Reviewed by Mark Lardas
Norway has a long maritime tradition. While it is still among the world’s major shipping nations, it used sailing vessels much later than the rest of the world. Regardless, much of its recent maritime heritage is largely unknown outside Norway. Part of the problem is a dearth of English-language works on the subject. Primary sources are mainly in Norwegian, a language spoken by approximately six million people with relatively few scholars. Legends in Sail, by Olaf T. Engvig, attempts to correct this lapse. Written by a Norwegian maritime historian, the book was published in both English and native language editions. The book’s introductory chapter presents Norwegian maritime history from the Viking era to the present.
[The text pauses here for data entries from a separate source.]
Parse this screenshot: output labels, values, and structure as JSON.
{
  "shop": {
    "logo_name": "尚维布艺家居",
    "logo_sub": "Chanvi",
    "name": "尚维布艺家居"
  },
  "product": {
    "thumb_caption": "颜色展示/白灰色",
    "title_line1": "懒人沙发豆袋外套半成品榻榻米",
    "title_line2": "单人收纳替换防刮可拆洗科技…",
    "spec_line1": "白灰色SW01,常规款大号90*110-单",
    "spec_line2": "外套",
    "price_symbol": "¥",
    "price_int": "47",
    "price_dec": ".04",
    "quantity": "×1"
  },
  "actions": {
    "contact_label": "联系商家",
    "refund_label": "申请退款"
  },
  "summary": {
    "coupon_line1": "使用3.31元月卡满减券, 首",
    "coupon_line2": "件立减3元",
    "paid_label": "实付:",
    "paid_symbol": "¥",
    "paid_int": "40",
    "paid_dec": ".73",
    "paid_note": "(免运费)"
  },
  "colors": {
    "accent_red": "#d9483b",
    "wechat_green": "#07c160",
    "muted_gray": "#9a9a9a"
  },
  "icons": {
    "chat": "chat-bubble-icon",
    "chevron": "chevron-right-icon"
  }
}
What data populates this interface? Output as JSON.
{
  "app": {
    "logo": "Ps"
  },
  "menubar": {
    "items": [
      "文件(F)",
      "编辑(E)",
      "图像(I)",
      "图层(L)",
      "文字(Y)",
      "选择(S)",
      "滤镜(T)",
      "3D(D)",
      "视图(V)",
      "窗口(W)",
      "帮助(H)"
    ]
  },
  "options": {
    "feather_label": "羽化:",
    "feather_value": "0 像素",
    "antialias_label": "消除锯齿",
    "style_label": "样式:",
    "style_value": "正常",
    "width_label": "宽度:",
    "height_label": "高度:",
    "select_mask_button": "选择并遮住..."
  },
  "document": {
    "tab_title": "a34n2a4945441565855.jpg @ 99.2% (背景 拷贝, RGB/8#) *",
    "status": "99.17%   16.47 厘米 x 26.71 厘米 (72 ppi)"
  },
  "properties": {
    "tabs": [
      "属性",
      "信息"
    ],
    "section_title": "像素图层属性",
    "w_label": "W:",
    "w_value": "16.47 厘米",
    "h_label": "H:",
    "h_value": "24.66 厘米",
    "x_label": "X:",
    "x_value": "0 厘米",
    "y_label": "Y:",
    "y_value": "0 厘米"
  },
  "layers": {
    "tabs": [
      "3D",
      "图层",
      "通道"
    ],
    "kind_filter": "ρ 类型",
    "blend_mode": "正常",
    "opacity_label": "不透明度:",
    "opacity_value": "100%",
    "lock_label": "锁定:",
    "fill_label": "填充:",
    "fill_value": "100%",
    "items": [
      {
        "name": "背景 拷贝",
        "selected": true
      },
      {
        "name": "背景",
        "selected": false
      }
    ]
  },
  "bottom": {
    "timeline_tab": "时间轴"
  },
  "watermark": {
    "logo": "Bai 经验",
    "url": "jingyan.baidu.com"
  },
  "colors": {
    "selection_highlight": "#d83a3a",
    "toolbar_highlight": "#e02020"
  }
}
It then dives into the heart of the story: biographies of nine noteworthy Norwegian sailing vessels. Three were Arctic exploration ships: Gjøa, Fram, and Maud. Four were sail training vessels: Statsraad Erichsen, Christiana, Transatlantic, and Christian Radich. Two were sailing cargo ships: Lancing and Lindgard. These ships were launched between 1858 and 1937. Engvig spends a chapter on the history of each ship, its significance, and its fate. Engvig provides an outstanding collection of black and white photographs, color photographs, paintings, and drawings to illustrate each chapter.
Although he is no Joseph Conrad, Engvig’s English version is clear, albeit a tad stolid. His facts are solid, and the story is engaging. The events related are stirring, yet there is a bleak similarity in many of the tales. Outstanding achievements during the dying days of sail are followed by obsolescence, neglect, and oblivion. Only three of the ships presented still exist. Only Christian Radich still sails. Gjøa and Fram are museum ships housed ashore. Maud was wrecked. The remaining were scrapped, including one ship restored by supporters and donated to a museum for preservation only to be sold for scrap immediately afterwards.
Engvig’s book reveals how much of Norway’s sail heritage (and the poor preservation of its heritage) was due to Norwegian poverty before petroleum dollars converted Norway from Europe’s poorest nation to its richest. Norway’s men became sailors because of limited opportunities ashore. Norway continued operating sailing vessels after most others went to steam because sailing ships were cheaper to buy and operate. Norway continued sail training because it needed sailors to man these remaining sailing ships. Ultimately, poverty led to the lack of preservation of the sailing ships. None of this detracts from the majesty of the sailing ship or the accomplishments of Norway’s merchant marine. Engvig tells a direct tale of the end of the sailing era, one those interested in that subject will want to read.
Mark Lardas, an engineer, freelance writer, amateur historian and model-maker, lives in League City. His website is marklardas.com.